WASHINGTON – There’s an old saying that goes: “an ounce of prevention is worth a pound of cure.”
That’s been the motto of local hospitals during the mid-February snow storm.
Thanks to accurate early warning from weather forecasters, most area hospitals were able to make contingency plans to make sure they were at full staffing when the snow started to fall.
A few — particularly those located off side streets — asked for volunteers with 4-wheel drive to ferry employees to work.
But most — in particular, George Washington University Hospital in the District – – put staff up at nearby hotels, or sheltered them in place, starting Wednesday afternoon.
While the wards at GW were bustling during the storm, Dr. Babak Sarani — Chief of Trauma Surgery — says business in the emergency department was light.
He says “the public did a really good job of listening to the warnings and staying home and not really coming out to the roads.”
But Sarani acknowledges that is not likely to be the case once the storm has moved out. He says that is when the ER is likely to be very busy.
“At some point we have to get back to life and I am always worried people let down their guard, and you start seeing what would otherwise be preventable injuries,” he says.
Sarani warns people who pull out their cars need to be aware of the dangers of black ice, and pedestrians have to watch out for glazed sidewalks.
That is especially true for the elderly, who are more likely to fall on the ice and suffer a fracture, be it to an arm, ankle or — in the worst case — a hip.
Another concern is all those middle-aged and older snow shovelers, who aren’t used to such vigorous exercise.

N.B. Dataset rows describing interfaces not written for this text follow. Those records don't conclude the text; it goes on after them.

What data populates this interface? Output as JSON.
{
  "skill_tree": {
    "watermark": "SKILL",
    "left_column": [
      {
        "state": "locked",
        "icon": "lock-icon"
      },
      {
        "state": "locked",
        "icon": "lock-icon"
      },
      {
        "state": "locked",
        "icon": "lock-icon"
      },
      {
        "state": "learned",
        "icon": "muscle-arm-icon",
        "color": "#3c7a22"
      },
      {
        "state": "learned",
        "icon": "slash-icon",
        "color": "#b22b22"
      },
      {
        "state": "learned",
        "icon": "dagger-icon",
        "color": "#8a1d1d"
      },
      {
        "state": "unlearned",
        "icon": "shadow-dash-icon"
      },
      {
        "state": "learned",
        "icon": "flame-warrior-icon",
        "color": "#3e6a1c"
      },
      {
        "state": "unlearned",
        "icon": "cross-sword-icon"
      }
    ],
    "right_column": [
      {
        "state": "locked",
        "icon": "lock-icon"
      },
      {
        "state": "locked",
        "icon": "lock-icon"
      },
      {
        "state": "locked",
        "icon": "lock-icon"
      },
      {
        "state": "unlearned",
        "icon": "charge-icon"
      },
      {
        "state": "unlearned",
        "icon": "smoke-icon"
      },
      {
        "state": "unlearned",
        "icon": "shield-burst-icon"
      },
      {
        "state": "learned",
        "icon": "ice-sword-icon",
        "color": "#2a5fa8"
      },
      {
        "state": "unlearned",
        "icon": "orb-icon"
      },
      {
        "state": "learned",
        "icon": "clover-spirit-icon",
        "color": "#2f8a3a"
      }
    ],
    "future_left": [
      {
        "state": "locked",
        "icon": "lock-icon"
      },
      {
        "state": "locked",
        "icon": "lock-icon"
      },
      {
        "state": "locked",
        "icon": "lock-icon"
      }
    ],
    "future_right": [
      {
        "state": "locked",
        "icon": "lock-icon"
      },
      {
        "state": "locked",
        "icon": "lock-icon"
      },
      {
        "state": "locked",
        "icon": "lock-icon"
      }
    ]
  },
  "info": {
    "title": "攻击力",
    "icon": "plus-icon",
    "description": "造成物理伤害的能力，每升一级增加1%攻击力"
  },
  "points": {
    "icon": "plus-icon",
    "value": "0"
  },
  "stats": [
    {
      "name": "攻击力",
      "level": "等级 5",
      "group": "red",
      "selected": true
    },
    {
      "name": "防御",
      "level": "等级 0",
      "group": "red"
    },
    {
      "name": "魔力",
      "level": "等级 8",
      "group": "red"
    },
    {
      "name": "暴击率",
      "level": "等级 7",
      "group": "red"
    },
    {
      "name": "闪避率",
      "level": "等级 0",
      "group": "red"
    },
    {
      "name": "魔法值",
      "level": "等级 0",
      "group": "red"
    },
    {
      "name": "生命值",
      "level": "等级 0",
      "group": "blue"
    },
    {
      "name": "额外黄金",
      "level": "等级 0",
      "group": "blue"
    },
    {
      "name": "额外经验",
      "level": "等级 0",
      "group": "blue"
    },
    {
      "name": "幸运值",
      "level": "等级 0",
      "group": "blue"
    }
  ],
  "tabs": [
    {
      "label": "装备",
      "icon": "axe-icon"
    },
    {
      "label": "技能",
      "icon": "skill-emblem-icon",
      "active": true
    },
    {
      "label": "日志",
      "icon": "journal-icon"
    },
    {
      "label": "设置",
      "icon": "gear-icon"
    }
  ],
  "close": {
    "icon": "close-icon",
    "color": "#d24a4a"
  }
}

Sarani suggests shoveling in stages, and stopping completely at the first sign of discomfort.
“If you feel short of breath, if you start feeling any form of chest pain, absolutely stop right away,” he emphasizes.
One last bit of advice for those who lose power during the snowstorm – never use a stove or outdoor heater indoors for warmth. Sarani says that is a prime recipe for a fire, if not carbon monoxide poisoning.